Post-MBA, I will not be scared to work in diverse teams, I will seek out diverse points of view both at work and outside. Working in a diverse environment is not easy, since it requires lots of flexibility and patience to understand different points of view and adapt to various ways of thinking, interacting, and communicating. However, I cannot emphasize enough how much being in a diverse environment has taught me about myself and other cultures.

8. Be grateful.

Graduation day is a day I will never forget for the rest of my life. I was very proud of myself on that day. But even more, I felt very grateful. I felt grateful to my family. I felt grateful to so many people who had filled me with constant affection and support. I felt grateful to HBS as an institution, for allowing me to live such a transformational experience. I feel I have received a lot.

I want to continue manifesting my gratitude toward people and institutions that have given me so much. And even more, I would really like to start impacting the lives of people in a positive way as a tribute to so many family members and friends who have played a commendable role in my life.

9. Dream big and take risks.

“I want to create a firm that allows space travel.” “I want to help in reducing famine in African countries.” “I want to revolutionize the way education works.”

I have never been in a place where people thought as big as they did at Harvard. They had dreams that are very hard to realize. Yet these are their dreams and they are willing to invest lots of time and energy to fulfilling them. They are willing to take risks.

Post-MBA, I want to dream big and take risks. Taking risks can be pretty daunting. However, not taking risks means renouncing your dreams, which would be far worse.

10. Nurture meaningful relationships.

During my MBA, I got a chance to meet several senior alumni who shared their experiences and lessons. Few regretted not having realized some professional aspirations, yet the majority of them regretted even more not having spent more time with their families, friends, and others who mattered most to them.

My MBA really pushed me to understand what matters most to me. I realized that people and relationships are the most important part of my life. If I think about the happiest moments in my life, most would relate to family time or time spent with people I had deep connections with. I plan to dedicate much more time and energy to developing relationships with people, since they are my primary source of happiness.

****

At the end of my MBA, I reflected a lot about my experience, and these are the 10 cardinal lessons I pinned on the notice board of my learning.

While the MBA helped me become aware of these 10 lessons, I know it will be important to start applying them in my daily life. Having written these learnings down will help me think about them on a daily basis.

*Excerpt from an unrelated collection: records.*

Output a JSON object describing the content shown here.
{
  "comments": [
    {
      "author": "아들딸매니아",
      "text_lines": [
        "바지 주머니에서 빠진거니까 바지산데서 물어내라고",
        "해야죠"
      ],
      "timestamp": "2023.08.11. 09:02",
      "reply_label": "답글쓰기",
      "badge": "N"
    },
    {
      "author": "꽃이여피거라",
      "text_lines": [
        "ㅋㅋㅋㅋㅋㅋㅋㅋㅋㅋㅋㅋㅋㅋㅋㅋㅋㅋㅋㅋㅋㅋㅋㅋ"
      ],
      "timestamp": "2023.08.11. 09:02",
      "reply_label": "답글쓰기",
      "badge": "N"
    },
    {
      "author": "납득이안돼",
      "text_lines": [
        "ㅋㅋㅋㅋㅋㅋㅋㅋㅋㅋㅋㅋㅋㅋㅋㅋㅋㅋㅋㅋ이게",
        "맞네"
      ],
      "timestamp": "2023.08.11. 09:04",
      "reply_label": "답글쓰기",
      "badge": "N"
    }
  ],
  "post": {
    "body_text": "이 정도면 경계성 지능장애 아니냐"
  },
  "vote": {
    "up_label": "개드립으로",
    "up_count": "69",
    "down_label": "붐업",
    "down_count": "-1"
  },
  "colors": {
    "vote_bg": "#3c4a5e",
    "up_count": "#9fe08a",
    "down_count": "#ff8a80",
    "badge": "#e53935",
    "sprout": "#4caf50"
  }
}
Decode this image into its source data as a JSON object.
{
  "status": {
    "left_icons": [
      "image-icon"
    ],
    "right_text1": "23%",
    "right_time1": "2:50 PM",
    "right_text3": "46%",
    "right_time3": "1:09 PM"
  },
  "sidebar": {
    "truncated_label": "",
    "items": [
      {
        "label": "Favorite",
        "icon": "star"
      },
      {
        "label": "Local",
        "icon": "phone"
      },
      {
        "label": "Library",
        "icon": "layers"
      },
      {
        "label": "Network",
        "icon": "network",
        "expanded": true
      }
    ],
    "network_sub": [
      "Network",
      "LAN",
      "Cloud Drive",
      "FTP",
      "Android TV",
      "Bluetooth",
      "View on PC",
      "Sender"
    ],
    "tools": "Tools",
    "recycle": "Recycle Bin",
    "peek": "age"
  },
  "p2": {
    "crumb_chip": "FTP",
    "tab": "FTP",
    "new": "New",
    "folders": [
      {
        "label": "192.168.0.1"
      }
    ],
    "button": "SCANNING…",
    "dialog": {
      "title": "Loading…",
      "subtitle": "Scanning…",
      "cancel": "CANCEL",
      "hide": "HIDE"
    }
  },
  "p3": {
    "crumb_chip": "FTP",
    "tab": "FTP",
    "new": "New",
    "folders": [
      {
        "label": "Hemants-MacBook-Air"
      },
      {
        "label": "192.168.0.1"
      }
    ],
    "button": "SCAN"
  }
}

I also hope they can be of inspiration to other people like me.

Marco De Curtis is a member of the Harvard Business School MBA Class of 2017. He is a former analyst for Citi and former associate for BCG and Facebook.